Element data from apps and pages:
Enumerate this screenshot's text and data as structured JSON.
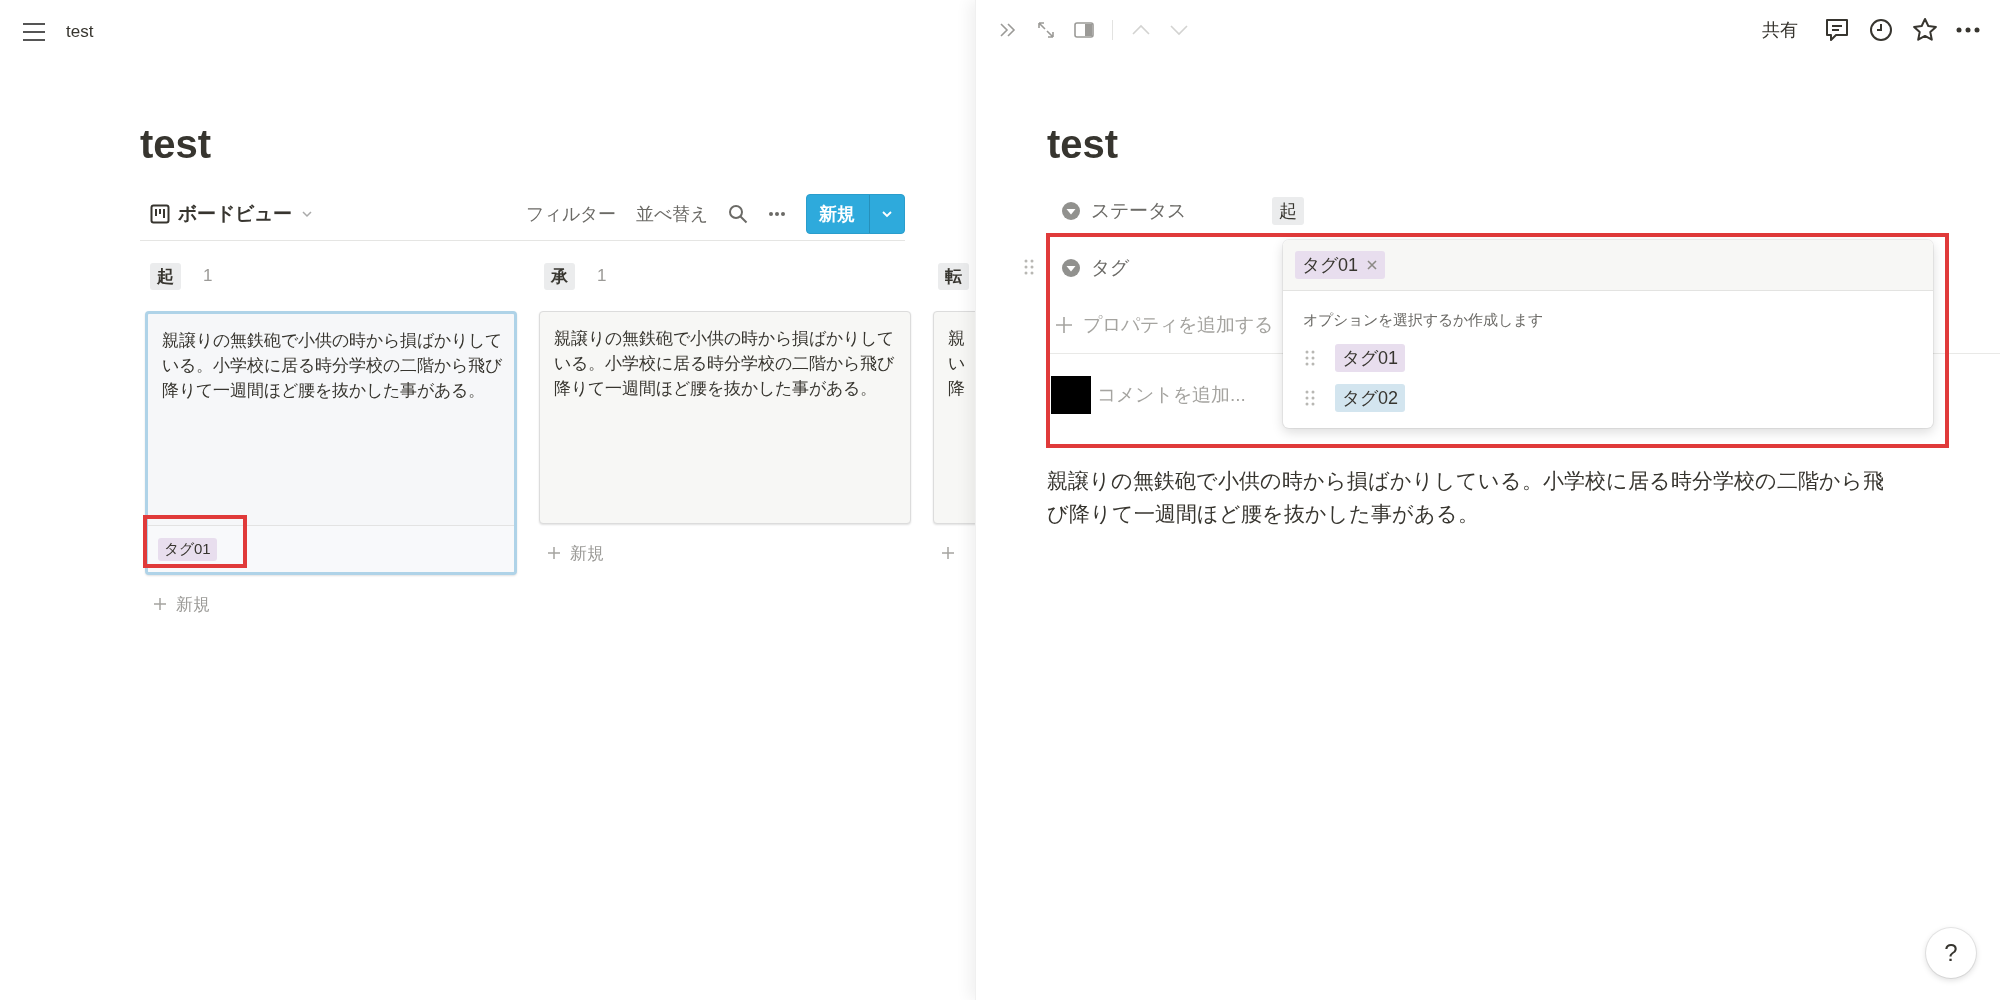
{
  "topbar": {
    "title": "test"
  },
  "board": {
    "title": "test",
    "view_label": "ボードビュー",
    "actions": [
      "フィルター",
      "並べ替え"
    ],
    "new_button": "新規",
    "columns": [
      {
        "name": "起",
        "count": "1",
        "add_label": "新規",
        "cards": [
          {
            "selected": true,
            "lines": [
              "親譲りの無鉄砲で小供の時から損ばかりして",
              "いる。小学校に居る時分学校の二階から飛び",
              "降りて一週間ほど腰を抜かした事がある。"
            ],
            "tags": [
              {
                "label": "タグ01",
                "color": "#e8deee"
              }
            ]
          }
        ]
      },
      {
        "name": "承",
        "count": "1",
        "add_label": "新規",
        "cards": [
          {
            "selected": false,
            "lines": [
              "親譲りの無鉄砲で小供の時から損ばかりして",
              "いる。小学校に居る時分学校の二階から飛び",
              "降りて一週間ほど腰を抜かした事がある。"
            ]
          }
        ]
      },
      {
        "name": "転",
        "cards": [
          {
            "selected": false,
            "lines": [
              "親",
              "い",
              "降"
            ]
          }
        ]
      }
    ]
  },
  "peek": {
    "share": "共有",
    "title": "test",
    "properties": [
      {
        "kind": "select",
        "name": "ステータス",
        "value": "起"
      },
      {
        "kind": "multi_select",
        "name": "タグ"
      }
    ],
    "add_property": "プロパティを追加する",
    "comment_placeholder": "コメントを追加...",
    "body": "親譲りの無鉄砲で小供の時から損ばかりしている。小学校に居る時分学校の二階から飛び降りて一週間ほど腰を抜かした事がある。",
    "dropdown": {
      "selected_tags": [
        {
          "label": "タグ01",
          "color": "#e8deee"
        }
      ],
      "hint": "オプションを選択するか作成します",
      "options": [
        {
          "label": "タグ01",
          "color": "#e8deee"
        },
        {
          "label": "タグ02",
          "color": "#d3e5ef"
        }
      ]
    }
  },
  "help": "?"
}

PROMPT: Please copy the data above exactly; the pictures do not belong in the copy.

TASK RESPONSE:
Enumerate this screenshot's text and data as structured JSON.
{
  "topbar": {
    "title": "test"
  },
  "board": {
    "title": "test",
    "view_label": "ボードビュー",
    "actions": [
      "フィルター",
      "並べ替え"
    ],
    "new_button": "新規",
    "columns": [
      {
        "name": "起",
        "count": "1",
        "add_label": "新規",
        "cards": [
          {
            "selected": true,
            "lines": [
              "親譲りの無鉄砲で小供の時から損ばかりして",
              "いる。小学校に居る時分学校の二階から飛び",
              "降りて一週間ほど腰を抜かした事がある。"
            ],
            "tags": [
              {
                "label": "タグ01",
                "color": "#e8deee"
              }
            ]
          }
        ]
      },
      {
        "name": "承",
        "count": "1",
        "add_label": "新規",
        "cards": [
          {
            "selected": false,
            "lines": [
              "親譲りの無鉄砲で小供の時から損ばかりして",
              "いる。小学校に居る時分学校の二階から飛び",
              "降りて一週間ほど腰を抜かした事がある。"
            ]
          }
        ]
      },
      {
        "name": "転",
        "cards": [
          {
            "selected": false,
            "lines": [
              "親",
              "い",
              "降"
            ]
          }
        ]
      }
    ]
  },
  "peek": {
    "share": "共有",
    "title": "test",
    "properties": [
      {
        "kind": "select",
        "name": "ステータス",
        "value": "起"
      },
      {
        "kind": "multi_select",
        "name": "タグ"
      }
    ],
    "add_property": "プロパティを追加する",
    "comment_placeholder": "コメントを追加...",
    "body": "親譲りの無鉄砲で小供の時から損ばかりしている。小学校に居る時分学校の二階から飛び降りて一週間ほど腰を抜かした事がある。",
    "dropdown": {
      "selected_tags": [
        {
          "label": "タグ01",
          "color": "#e8deee"
        }
      ],
      "hint": "オプションを選択するか作成します",
      "options": [
        {
          "label": "タグ01",
          "color": "#e8deee"
        },
        {
          "label": "タグ02",
          "color": "#d3e5ef"
        }
      ]
    }
  },
  "help": "?"
}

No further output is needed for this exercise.